'As a filmmaker I'm speaking to you from my home.' His home being the editing suite. He being Orson Welles in his documentary Filming Othello (1978). In our digital age the tactile art of editing film has mostly been lost but this is still gospel. Editing is arguably the true creative process. Everything else is just gathering the ingredients. How you put them together is the real test. As he quotes Carlisle: almost everything examined deeply enough will turn out to be musical. The best artists have an ear for the rhythm of how scenes or sentences flow. An innate feel for how they follow each other. For Welles the moviola is a musical instrument where you search for the right tempo, splicing the images together until the hum, until they reveal an inner harmony, because 'a film is never right until it's right musically.' The pursuit of that rightness can take years. And often sense plays second fiddle to rhythm. Meaning follows form. You understand the shape or rhythm of it long before you understand what it is you're trying to say. In fact, the rhythm can often dictate the meaning.
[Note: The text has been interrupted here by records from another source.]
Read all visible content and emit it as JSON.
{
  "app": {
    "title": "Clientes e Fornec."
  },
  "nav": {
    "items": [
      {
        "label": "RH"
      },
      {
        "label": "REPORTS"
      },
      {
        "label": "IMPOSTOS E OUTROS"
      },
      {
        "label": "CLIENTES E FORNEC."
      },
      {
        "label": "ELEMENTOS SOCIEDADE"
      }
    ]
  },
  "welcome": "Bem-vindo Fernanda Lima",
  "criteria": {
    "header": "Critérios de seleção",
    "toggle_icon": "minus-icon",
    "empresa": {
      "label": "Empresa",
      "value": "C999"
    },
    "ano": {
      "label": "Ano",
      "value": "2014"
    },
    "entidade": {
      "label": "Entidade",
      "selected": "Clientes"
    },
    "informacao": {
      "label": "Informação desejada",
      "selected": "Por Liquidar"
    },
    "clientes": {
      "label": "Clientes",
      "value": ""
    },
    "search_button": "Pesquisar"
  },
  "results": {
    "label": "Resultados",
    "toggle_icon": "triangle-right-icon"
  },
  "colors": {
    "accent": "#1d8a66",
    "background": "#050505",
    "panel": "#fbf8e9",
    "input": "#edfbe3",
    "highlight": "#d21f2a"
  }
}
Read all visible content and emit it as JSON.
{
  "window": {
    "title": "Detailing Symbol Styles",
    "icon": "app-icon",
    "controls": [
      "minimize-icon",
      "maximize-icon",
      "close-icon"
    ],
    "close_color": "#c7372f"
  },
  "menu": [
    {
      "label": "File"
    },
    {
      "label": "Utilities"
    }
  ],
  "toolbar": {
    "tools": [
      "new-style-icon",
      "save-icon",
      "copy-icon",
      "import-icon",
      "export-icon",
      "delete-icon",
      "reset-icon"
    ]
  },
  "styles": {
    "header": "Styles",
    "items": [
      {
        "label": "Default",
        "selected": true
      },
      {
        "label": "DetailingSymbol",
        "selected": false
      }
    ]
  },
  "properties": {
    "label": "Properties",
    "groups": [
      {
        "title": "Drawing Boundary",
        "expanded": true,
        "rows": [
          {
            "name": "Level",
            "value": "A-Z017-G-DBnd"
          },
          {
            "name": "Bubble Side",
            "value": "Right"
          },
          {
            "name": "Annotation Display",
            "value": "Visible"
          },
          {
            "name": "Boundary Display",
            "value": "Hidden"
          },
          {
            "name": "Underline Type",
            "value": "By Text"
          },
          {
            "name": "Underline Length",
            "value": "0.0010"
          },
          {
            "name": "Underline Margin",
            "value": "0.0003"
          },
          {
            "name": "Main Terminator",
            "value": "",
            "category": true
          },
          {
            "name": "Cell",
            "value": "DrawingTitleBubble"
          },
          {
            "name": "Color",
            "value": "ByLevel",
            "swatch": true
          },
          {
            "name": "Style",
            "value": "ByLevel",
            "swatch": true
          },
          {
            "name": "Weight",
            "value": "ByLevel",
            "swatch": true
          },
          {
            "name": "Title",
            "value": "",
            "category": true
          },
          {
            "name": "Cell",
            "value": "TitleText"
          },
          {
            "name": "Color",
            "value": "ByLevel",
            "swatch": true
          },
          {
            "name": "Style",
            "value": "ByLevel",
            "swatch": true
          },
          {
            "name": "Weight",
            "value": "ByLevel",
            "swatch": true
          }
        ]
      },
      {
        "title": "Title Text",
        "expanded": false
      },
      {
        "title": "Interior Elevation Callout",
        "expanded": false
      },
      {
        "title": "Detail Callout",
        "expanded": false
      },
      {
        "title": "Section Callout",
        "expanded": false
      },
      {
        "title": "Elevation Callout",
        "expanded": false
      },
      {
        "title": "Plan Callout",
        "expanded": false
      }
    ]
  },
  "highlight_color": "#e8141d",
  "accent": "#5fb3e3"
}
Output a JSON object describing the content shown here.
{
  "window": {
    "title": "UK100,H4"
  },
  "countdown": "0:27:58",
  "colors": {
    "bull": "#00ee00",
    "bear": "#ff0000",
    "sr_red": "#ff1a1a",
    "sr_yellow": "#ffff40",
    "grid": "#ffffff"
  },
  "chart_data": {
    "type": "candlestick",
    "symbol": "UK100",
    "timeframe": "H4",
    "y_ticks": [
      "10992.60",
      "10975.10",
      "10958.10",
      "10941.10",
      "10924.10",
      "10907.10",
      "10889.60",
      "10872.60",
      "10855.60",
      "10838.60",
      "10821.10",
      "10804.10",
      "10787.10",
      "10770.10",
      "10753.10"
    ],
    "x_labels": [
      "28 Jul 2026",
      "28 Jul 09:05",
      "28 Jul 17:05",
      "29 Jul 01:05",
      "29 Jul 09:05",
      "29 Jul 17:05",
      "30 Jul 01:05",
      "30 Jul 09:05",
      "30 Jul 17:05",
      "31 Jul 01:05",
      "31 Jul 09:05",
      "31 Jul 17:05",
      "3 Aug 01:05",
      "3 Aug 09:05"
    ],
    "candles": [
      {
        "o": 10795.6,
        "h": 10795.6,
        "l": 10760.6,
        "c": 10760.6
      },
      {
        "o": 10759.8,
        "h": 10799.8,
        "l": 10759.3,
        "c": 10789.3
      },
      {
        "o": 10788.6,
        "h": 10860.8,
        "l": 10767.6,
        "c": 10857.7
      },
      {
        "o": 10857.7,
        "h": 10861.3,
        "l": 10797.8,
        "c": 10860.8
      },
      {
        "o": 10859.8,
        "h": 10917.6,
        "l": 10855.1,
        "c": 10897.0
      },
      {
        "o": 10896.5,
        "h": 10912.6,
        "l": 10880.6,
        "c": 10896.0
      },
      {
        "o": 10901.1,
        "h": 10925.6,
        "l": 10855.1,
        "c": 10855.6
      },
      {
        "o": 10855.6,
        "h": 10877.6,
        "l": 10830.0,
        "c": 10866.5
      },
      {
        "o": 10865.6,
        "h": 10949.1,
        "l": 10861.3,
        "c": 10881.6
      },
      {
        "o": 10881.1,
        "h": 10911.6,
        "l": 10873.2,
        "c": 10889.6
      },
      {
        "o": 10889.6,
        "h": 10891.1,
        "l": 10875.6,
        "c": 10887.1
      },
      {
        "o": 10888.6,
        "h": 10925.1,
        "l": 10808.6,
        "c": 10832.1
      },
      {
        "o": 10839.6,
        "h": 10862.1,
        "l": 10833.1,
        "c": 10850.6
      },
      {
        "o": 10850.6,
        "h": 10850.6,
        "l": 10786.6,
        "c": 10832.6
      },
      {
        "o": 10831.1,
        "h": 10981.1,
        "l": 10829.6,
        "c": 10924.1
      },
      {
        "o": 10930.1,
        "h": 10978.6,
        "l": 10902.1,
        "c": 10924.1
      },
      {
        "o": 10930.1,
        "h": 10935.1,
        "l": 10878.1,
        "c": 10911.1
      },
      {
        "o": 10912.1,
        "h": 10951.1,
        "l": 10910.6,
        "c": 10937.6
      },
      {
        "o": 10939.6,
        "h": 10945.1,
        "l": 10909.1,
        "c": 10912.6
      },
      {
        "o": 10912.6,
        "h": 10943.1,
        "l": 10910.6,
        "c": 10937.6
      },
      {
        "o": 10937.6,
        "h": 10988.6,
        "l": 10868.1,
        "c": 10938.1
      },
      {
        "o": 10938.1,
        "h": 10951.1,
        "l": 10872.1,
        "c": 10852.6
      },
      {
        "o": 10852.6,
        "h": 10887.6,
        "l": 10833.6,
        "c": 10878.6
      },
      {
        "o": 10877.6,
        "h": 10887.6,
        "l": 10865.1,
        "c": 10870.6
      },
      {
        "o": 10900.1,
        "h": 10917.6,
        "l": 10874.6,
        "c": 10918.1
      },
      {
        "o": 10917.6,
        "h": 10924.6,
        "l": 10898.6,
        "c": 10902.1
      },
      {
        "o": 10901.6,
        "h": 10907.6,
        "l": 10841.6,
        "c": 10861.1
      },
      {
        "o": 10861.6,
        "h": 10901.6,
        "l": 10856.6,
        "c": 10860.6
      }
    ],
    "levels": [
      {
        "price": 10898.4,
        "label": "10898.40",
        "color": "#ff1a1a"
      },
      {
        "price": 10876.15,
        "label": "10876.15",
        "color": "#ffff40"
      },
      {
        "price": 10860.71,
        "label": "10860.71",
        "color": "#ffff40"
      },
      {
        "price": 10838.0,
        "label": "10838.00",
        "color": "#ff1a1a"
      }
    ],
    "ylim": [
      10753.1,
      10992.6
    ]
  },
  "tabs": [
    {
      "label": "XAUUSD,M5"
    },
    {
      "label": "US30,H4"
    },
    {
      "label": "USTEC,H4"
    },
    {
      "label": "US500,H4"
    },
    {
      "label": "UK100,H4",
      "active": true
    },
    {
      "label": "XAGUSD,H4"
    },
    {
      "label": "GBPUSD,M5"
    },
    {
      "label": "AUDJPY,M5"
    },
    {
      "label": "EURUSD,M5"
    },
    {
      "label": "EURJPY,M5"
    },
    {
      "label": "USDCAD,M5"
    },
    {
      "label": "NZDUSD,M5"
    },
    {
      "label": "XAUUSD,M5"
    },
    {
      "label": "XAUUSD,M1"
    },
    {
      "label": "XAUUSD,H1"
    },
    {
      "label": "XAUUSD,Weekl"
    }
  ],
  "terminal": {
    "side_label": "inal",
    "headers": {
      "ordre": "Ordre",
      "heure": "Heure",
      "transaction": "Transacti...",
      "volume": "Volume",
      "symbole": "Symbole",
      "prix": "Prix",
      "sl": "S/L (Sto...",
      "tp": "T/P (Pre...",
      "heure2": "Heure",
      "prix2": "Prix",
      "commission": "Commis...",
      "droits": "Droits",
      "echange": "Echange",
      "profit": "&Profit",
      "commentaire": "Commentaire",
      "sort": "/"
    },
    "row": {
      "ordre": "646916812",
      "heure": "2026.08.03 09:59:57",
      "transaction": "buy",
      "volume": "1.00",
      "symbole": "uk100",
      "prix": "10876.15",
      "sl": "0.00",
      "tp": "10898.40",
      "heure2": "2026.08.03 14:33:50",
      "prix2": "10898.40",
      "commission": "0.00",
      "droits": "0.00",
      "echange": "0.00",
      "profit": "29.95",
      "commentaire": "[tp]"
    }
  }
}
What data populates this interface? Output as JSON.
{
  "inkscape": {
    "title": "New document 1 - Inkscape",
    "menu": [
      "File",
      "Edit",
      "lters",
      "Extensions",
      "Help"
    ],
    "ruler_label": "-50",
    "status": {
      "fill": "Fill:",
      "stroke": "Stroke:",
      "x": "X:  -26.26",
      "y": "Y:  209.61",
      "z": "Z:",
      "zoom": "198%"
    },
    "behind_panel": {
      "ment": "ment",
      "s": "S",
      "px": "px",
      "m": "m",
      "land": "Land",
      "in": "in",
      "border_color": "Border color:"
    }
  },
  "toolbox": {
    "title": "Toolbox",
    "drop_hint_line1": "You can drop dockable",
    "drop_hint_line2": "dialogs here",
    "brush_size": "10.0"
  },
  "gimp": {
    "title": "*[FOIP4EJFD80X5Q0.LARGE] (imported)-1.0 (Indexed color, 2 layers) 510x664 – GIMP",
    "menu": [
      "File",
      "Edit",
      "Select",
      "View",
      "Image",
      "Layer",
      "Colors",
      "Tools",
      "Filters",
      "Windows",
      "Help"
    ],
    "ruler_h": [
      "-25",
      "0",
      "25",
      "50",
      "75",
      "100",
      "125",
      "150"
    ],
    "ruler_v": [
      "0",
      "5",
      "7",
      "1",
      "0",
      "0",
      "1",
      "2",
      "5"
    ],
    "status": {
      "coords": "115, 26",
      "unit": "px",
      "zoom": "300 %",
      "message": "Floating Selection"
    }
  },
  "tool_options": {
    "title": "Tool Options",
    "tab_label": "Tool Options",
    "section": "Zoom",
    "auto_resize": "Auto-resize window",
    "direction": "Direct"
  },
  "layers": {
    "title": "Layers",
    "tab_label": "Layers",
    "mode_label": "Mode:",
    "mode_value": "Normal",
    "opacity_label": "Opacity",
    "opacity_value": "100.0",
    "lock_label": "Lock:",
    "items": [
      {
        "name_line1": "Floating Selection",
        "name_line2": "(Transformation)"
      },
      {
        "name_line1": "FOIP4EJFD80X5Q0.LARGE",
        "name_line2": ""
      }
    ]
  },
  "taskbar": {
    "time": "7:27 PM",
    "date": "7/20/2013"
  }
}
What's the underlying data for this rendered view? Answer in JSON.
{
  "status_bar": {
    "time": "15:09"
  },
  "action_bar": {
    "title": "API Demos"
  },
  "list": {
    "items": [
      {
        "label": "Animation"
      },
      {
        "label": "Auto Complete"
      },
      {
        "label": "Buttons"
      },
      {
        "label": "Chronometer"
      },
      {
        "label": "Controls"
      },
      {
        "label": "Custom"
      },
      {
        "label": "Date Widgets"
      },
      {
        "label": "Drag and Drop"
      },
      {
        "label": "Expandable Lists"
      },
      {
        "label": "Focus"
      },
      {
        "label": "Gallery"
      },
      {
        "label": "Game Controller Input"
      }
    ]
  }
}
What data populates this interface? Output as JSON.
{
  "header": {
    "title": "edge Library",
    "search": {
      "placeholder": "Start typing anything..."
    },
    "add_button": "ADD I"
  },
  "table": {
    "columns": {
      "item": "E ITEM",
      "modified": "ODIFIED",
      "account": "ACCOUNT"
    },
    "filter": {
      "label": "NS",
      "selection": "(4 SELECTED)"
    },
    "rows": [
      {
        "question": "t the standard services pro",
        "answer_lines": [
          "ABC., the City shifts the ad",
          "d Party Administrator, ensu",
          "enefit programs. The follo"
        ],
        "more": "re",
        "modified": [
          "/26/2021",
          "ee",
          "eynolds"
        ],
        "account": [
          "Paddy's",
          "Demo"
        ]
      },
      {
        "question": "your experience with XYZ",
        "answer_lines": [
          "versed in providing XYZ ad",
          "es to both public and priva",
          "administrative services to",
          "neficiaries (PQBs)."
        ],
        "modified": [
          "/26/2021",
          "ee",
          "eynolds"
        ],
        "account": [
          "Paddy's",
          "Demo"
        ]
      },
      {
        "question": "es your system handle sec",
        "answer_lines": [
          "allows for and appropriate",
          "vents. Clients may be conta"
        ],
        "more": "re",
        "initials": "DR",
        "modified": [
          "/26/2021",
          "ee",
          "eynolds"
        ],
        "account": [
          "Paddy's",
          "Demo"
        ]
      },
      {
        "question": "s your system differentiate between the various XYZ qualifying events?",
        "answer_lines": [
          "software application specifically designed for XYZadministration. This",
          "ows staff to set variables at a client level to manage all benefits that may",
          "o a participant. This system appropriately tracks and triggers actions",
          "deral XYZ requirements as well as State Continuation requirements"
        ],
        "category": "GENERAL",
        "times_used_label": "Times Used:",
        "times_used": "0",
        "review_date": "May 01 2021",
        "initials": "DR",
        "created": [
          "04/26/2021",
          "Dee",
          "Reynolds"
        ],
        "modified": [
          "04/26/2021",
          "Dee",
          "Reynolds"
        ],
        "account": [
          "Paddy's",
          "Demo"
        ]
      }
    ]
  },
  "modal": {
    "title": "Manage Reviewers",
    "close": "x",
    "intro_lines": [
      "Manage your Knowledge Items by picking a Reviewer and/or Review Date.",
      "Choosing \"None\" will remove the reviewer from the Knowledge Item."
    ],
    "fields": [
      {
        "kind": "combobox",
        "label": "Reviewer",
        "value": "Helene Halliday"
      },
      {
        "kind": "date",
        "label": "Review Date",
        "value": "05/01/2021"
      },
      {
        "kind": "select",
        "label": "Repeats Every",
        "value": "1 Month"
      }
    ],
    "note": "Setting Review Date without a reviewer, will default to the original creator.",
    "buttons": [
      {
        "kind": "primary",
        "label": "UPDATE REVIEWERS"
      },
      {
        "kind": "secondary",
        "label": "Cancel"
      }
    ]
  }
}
So editing can reveal the greatness waiting inside a film, manifest the dream inside the filmmaker's head, or, as Welles knew only too well, it could gut that greatness like a dead fish.